If I have one major criticism of Gibson’s direction (despite his enthusiasm for the subject, which he would later put to use in Dracula AD 1972, and which shows incredible flair for one so inexperienced) it’s that once the murder has taken place and the ‘horror’ we crave as genre fans has reared (or, in Wyngardian speech, ‘leered’) its ugly head, the tension inherent in the dialogue that had festered over the previous forty minutes seems to slacken, and the pace seems to if not slow, then meander, particularly round the scenes set in Redgrave’s Battersea flat. Also, that taken from a distance, the events of the film (which unfold over less than a week) would not be, realistically, harrowing enough to drive one to the consequences shown in the final denouement. But then again, I’m not a psychopath, so I can’t say (mwohahahaha). But I wouldn’t let a minor few quibbles like that, put you off the experience of watching one of the most unusual, rewarding and hauntingly memorable films to have emerged from Britain’s urban horror boom of its classic 65-75 period. See it if you can.
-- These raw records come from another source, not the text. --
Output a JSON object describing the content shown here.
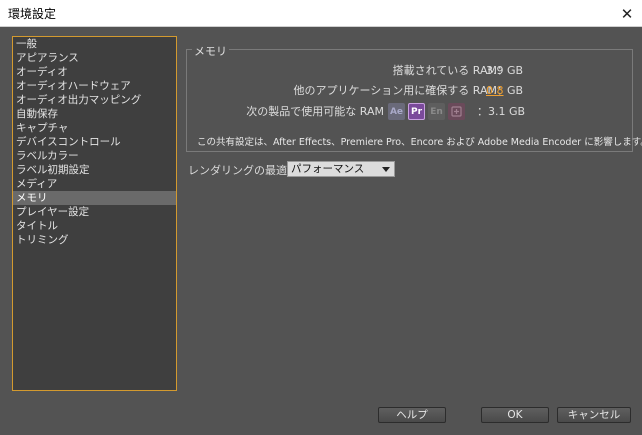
{
  "window": {
    "title": "環境設定",
    "close_symbol": "✕"
  },
  "sidebar": {
    "items": [
      {
        "label": "一般"
      },
      {
        "label": "アピアランス"
      },
      {
        "label": "オーディオ"
      },
      {
        "label": "オーディオハードウェア"
      },
      {
        "label": "オーディオ出力マッピング"
      },
      {
        "label": "自動保存"
      },
      {
        "label": "キャプチャ"
      },
      {
        "label": "デバイスコントロール"
      },
      {
        "label": "ラベルカラー"
      },
      {
        "label": "ラベル初期設定"
      },
      {
        "label": "メディア"
      },
      {
        "label": "メモリ",
        "selected": true
      },
      {
        "label": "プレイヤー設定"
      },
      {
        "label": "タイトル"
      },
      {
        "label": "トリミング"
      }
    ]
  },
  "memory": {
    "group_title": "メモリ",
    "installed_label": "搭載されている RAM：",
    "installed_value": "3.9 GB",
    "reserved_label": "他のアプリケーション用に確保する RAM：",
    "reserved_value": "0.8",
    "reserved_unit": "GB",
    "available_label": "次の製品で使用可能な RAM",
    "available_value": "：3.1 GB",
    "apps": [
      {
        "label": "Ae",
        "icon": "after-effects-icon"
      },
      {
        "label": "Pr",
        "icon": "premiere-pro-icon"
      },
      {
        "label": "En",
        "icon": "encore-icon"
      },
      {
        "label": "",
        "icon": "media-encoder-icon"
      }
    ],
    "note": "この共有設定は、After Effects、Premiere Pro、Encore および Adobe Media Encoder に影響します。"
  },
  "render_opt": {
    "label": "レンダリングの最適化：",
    "value": "パフォーマンス"
  },
  "buttons": {
    "help": "ヘルプ",
    "ok": "OK",
    "cancel": "キャンセル"
  },
  "colors": {
    "accent": "#d39a2f",
    "background": "#535353",
    "reserved_value": "#f0a030"
  }
}
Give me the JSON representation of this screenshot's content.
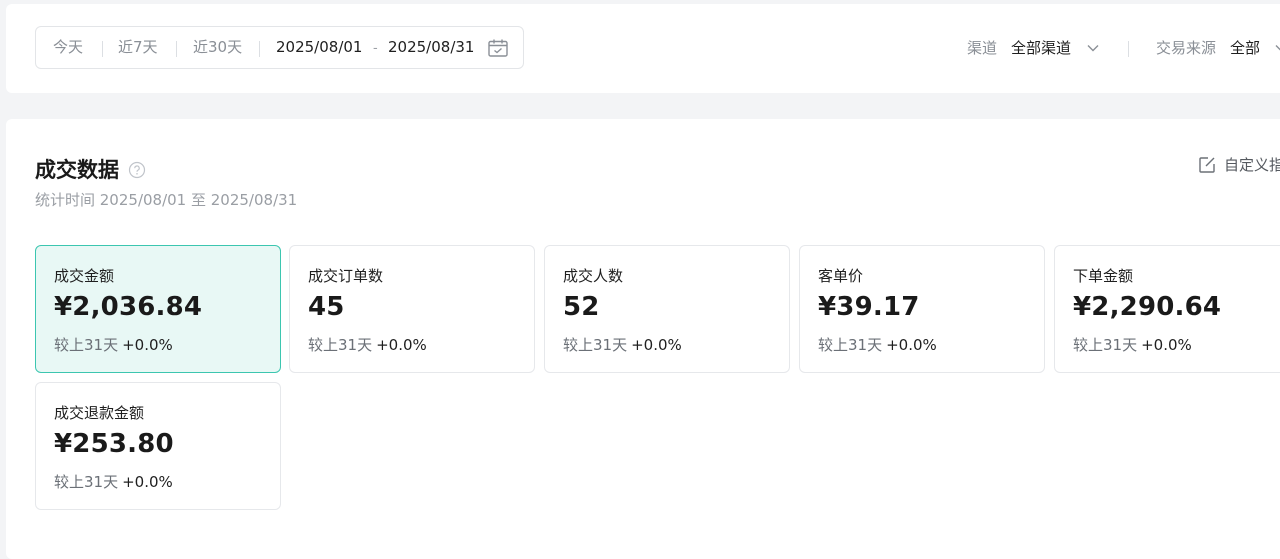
{
  "filter": {
    "quick_ranges": [
      "今天",
      "近7天",
      "近30天"
    ],
    "start_date": "2025/08/01",
    "end_date": "2025/08/31",
    "separator": "-",
    "channel_label": "渠道",
    "channel_value": "全部渠道",
    "source_label": "交易来源",
    "source_value": "全部"
  },
  "section": {
    "title": "成交数据",
    "subtitle": "统计时间 2025/08/01 至 2025/08/31",
    "custom_label": "自定义指标"
  },
  "metrics": [
    {
      "label": "成交金额",
      "value": "¥2,036.84",
      "compare_prefix": "较上31天",
      "compare_delta": "+0.0%"
    },
    {
      "label": "成交订单数",
      "value": "45",
      "compare_prefix": "较上31天",
      "compare_delta": "+0.0%"
    },
    {
      "label": "成交人数",
      "value": "52",
      "compare_prefix": "较上31天",
      "compare_delta": "+0.0%"
    },
    {
      "label": "客单价",
      "value": "¥39.17",
      "compare_prefix": "较上31天",
      "compare_delta": "+0.0%"
    },
    {
      "label": "下单金额",
      "value": "¥2,290.64",
      "compare_prefix": "较上31天",
      "compare_delta": "+0.0%"
    },
    {
      "label": "成交退款金额",
      "value": "¥253.80",
      "compare_prefix": "较上31天",
      "compare_delta": "+0.0%"
    }
  ],
  "colors": {
    "accent": "#3cc6b0",
    "active_card_bg": "#e8f8f5"
  },
  "icons": {
    "calendar": "calendar-icon",
    "chevron": "chevron-down-icon",
    "help": "question-circle-icon",
    "edit": "edit-icon"
  }
}
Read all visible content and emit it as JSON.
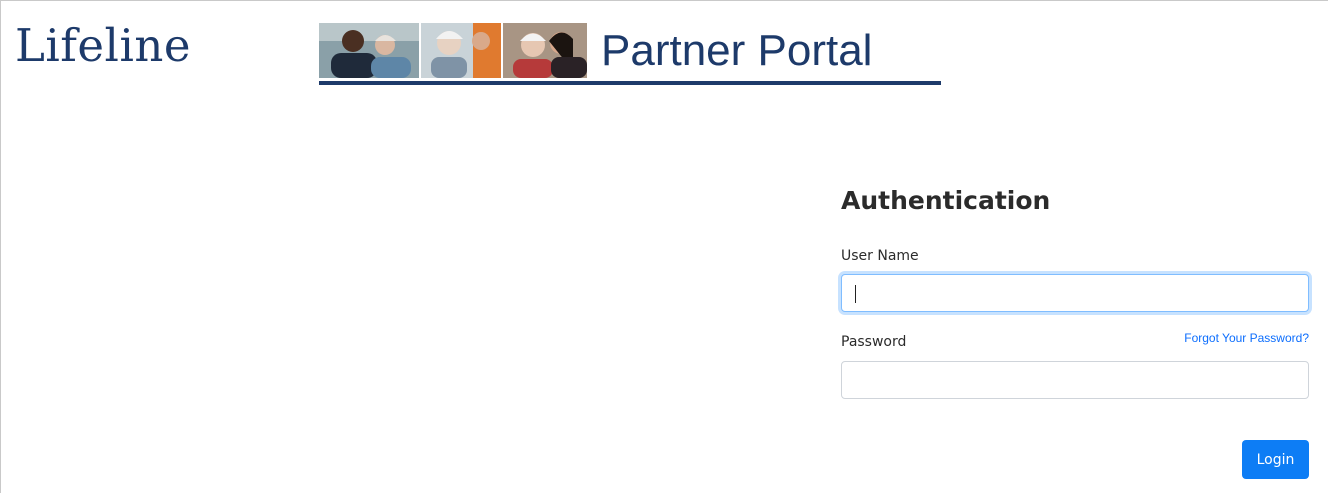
{
  "brand": {
    "logo_text": "Lifeline"
  },
  "banner": {
    "title": "Partner Portal"
  },
  "auth": {
    "title": "Authentication",
    "username_label": "User Name",
    "username_value": "",
    "password_label": "Password",
    "password_value": "",
    "forgot_link": "Forgot Your Password?",
    "login_label": "Login"
  },
  "colors": {
    "brand_navy": "#1d3a6a",
    "accent_blue": "#0d7df5",
    "link_blue": "#0d6efd",
    "focus_border": "#80bdff"
  }
}
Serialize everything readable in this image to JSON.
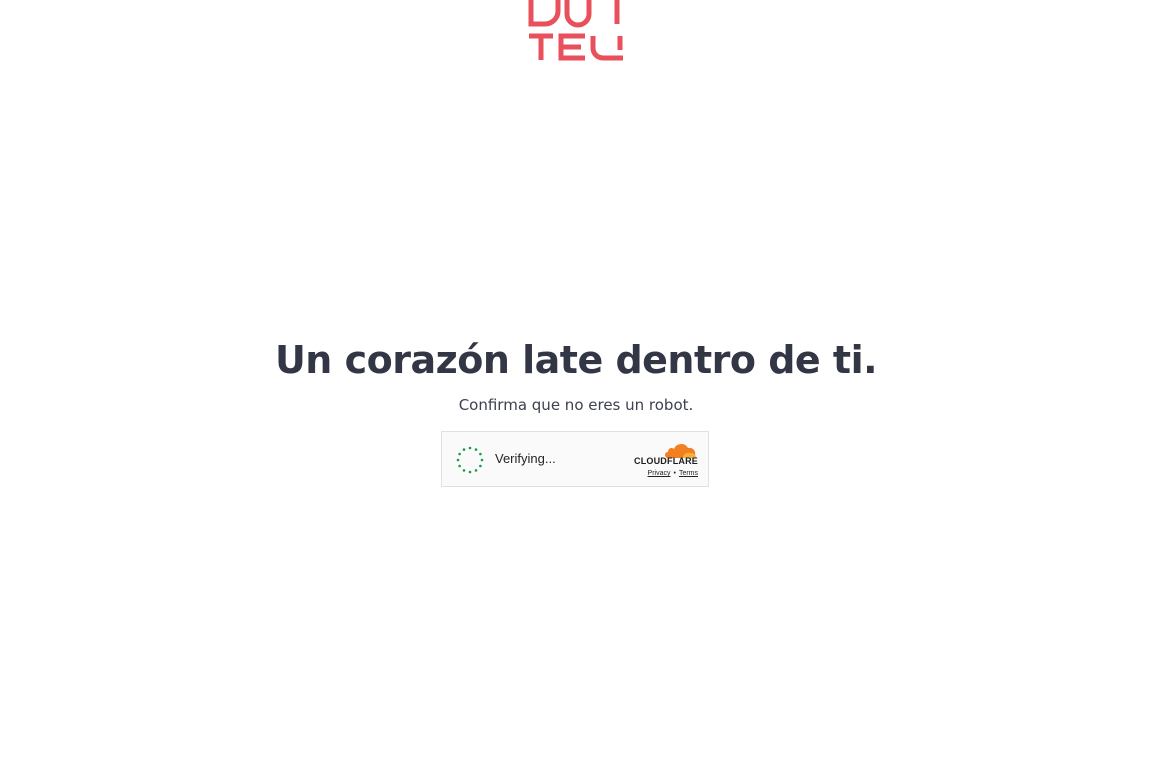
{
  "logo": {
    "name": "dot-tev-logo",
    "color": "#e8505b"
  },
  "main": {
    "headline": "Un corazón late dentro de ti.",
    "subline": "Confirma que no eres un robot."
  },
  "captcha": {
    "status": "Verifying...",
    "brand": "CLOUDFLARE",
    "privacy_label": "Privacy",
    "separator": "•",
    "terms_label": "Terms",
    "spinner_color": "#1a9a4a",
    "cloud_color": "#f38020"
  }
}
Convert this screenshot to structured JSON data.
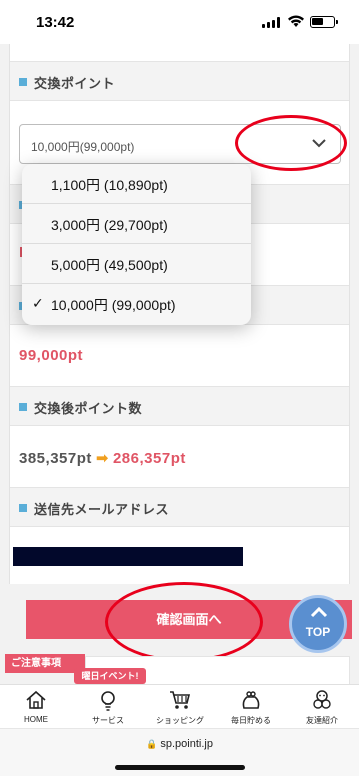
{
  "status_bar": {
    "time": "13:42"
  },
  "form": {
    "exchange_points": {
      "label": "交換ポイント",
      "selected_value": "10,000円(99,000pt)",
      "options": [
        {
          "label": "1,100円 (10,890pt)",
          "selected": false
        },
        {
          "label": "3,000円 (29,700pt)",
          "selected": false
        },
        {
          "label": "5,000円 (49,500pt)",
          "selected": false
        },
        {
          "label": "10,000円 (99,000pt)",
          "selected": true
        }
      ]
    },
    "points_used_value": "99,000pt",
    "points_after": {
      "label": "交換後ポイント数",
      "from": "385,357pt",
      "arrow": "➡",
      "to": "286,357pt"
    },
    "email": {
      "label": "送信先メールアドレス"
    }
  },
  "confirm_button": "確認画面へ",
  "top_button": "TOP",
  "notice": {
    "label": "ご注意事項"
  },
  "event_tag": "曜日イベント!",
  "bottom_nav": [
    {
      "label": "HOME",
      "icon": "home-icon"
    },
    {
      "label": "サービス",
      "icon": "lightbulb-icon"
    },
    {
      "label": "ショッピング",
      "icon": "cart-icon"
    },
    {
      "label": "毎日貯める",
      "icon": "purse-icon"
    },
    {
      "label": "友達紹介",
      "icon": "friends-icon"
    }
  ],
  "address_bar": {
    "lock": "🔒",
    "url": "sp.pointi.jp"
  },
  "colors": {
    "accent": "#e8556a",
    "section_marker": "#5aaed8",
    "annotation": "#e8001c"
  }
}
One day they may have the sense to release it and let people discover its charm- if not, there’s always SAW 250… Woes betide us.
This review is dedicated to Alexis Kanner.